    (For Authentication Type, the existed one may set to Reuse Session, but you have to change it Password and leave an account with password below. I don’t know the reason.)
  6. Save it.

All done.


Use MBR disk in ESXi 5

From ESXi 5.0, if you install ESXi to a empty hard disk, the target disk will be prepared with GPT-based partitions. That may cause some boot delay or even boot problem in some desktop motherboards.
Fortunately, you can use MBR mode instead of GPT.

1 Make a clean hard disk for ESXi. You can use any method to delete all partitions on that disk.
2 Boot with ESXi CD. During initial installation step, press Shift-O (letter, not number zero) when prompted (right down corner).
3 Type a space and “formatwithmbr” (without quotation marks). Press enter.
4 Go on setup. ESXi will make the target disk prepared with MBR-based partitions instead of GPT.

Normal Steps for Minimal Setup CentOS 6 on ESXi

1 Create a new VM as you wish. Install CentOS6 with minimal configuration. After installation, shutdown the VM.

shutdown –h now

2 Add a new E1000 network interface card (eth1 in this article, if not, change all related steps below).

3 Boot and login.

4 Setup a temporary network:

ifconfig eth1 <temporary ip> netmask <netmask> up
route add default gw <gateway>

  • if HTTP proxy is required: edit the yum configuration file.

vi /etc/yum.conf

and add these lines:

# The proxy server – proxy server:port number
# The account details for yum connections

  • if HTTP proxy is NOT required: edit DNS configuration file.

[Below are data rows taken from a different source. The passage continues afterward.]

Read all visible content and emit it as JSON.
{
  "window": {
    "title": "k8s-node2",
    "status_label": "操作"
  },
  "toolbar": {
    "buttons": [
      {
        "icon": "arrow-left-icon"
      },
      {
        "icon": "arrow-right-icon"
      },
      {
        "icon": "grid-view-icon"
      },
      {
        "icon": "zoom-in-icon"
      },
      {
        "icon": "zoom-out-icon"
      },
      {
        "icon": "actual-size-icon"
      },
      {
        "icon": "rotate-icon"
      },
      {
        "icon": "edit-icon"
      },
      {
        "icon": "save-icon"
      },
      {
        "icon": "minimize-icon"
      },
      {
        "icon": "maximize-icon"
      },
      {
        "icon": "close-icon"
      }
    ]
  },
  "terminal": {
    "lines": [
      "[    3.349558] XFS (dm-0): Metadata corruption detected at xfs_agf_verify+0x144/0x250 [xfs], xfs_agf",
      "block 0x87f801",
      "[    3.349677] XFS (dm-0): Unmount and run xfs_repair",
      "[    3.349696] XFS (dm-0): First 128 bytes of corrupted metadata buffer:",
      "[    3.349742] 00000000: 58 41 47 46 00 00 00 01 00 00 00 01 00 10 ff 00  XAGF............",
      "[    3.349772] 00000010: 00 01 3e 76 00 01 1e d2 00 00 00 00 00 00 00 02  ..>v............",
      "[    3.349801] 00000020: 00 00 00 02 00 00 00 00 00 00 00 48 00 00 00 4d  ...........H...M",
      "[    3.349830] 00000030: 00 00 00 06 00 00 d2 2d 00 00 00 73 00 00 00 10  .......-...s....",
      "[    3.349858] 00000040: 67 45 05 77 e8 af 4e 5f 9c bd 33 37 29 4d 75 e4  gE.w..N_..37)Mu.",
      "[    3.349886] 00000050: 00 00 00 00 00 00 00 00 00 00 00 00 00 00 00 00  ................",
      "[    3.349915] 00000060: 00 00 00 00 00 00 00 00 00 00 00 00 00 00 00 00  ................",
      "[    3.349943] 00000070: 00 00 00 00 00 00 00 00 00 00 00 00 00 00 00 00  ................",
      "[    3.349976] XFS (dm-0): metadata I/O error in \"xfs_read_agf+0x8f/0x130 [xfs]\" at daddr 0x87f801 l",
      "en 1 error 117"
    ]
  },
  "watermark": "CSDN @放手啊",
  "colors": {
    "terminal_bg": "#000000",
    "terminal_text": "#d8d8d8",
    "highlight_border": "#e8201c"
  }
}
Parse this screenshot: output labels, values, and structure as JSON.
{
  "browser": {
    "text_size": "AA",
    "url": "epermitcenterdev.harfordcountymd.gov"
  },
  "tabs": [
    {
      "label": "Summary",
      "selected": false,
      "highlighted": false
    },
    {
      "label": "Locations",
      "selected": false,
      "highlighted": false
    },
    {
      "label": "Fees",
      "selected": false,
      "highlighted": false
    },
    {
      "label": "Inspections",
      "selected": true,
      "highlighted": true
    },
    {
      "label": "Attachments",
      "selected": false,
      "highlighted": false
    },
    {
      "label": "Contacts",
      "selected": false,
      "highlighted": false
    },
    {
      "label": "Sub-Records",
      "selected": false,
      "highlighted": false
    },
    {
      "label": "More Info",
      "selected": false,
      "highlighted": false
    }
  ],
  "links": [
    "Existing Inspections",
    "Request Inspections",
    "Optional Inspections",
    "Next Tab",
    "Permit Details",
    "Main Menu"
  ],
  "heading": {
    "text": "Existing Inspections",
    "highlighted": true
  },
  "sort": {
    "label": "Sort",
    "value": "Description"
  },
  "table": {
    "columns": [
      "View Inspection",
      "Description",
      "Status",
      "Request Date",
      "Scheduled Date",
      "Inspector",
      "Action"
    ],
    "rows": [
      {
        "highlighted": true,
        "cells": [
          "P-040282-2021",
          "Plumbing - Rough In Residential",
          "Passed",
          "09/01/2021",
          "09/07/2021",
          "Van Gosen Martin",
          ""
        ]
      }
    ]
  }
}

See step 13.
  • if Route is required: edit route configuration file. See step 14.

5 Install perl, and update system.

yum install perl
yum update

6 Shutdown.

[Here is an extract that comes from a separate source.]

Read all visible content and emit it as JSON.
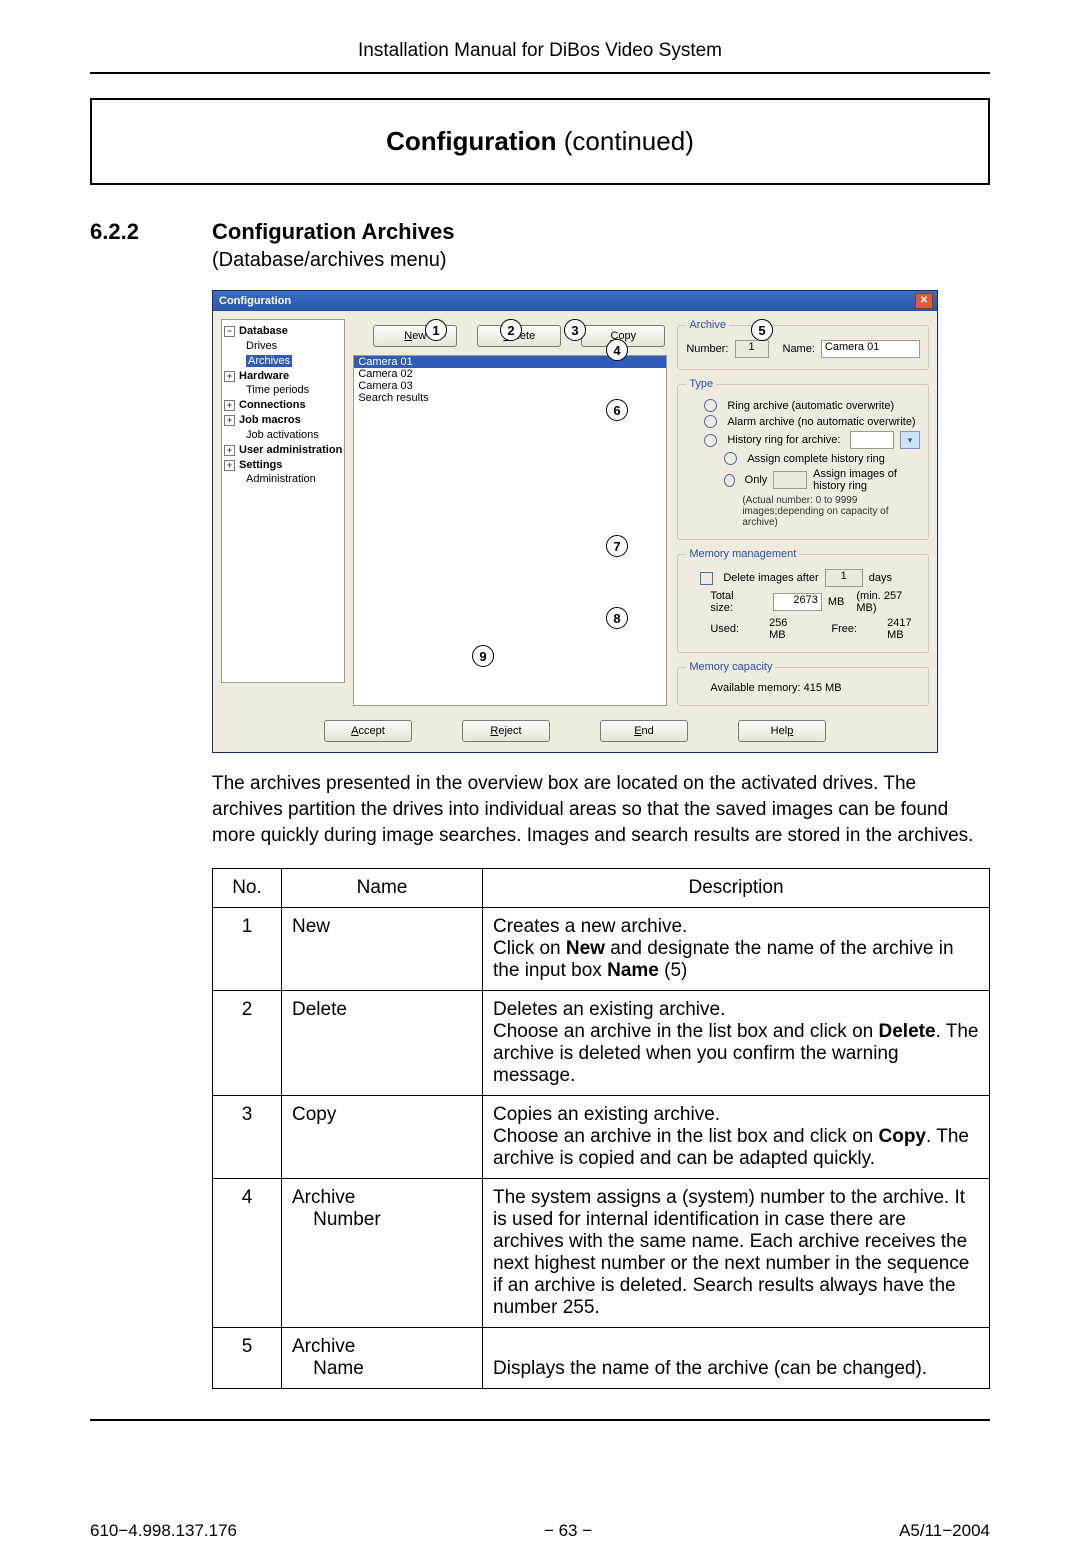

shutdown –h now

7 Remove the E1000 network interface card, which was inserted in step 2.

8 Boot and login.

9 Insert VMware Tools CD.

10 Install VMware Tools, and reboot. (NOTE: you may need to do this step every time after system update)

cd /
mount /dev/cdrom /media
tar –zvxf /media/VM*
cd vmware-tools-distrib/

follow the instructions on your screen.

umount /media

11 Wait for reboot and login.

12 Setup eth0

vi /etc/sysconfig/network-scripts/ifcfg-eth0

and add these lines:


  • if DHCP is enabled:


  • if static IP is preferred:


13 Setup DNS.

vi /etc/resolv.conf

and add these lines:

nameserver <1st DNS IP>
nameserver <2nd DNS IP>
domain <domain name> #your domain name, optional

14 Setup route.

vi /etc/sysconfig/network

and add these lines:

GATEWAY=<Gateway IP>

15 Reboot.


16 Disable SELINUX if you don’t like it.

vi /etc/sysconfig/selinux

find the line start with SELINUX=, and set it to disabled.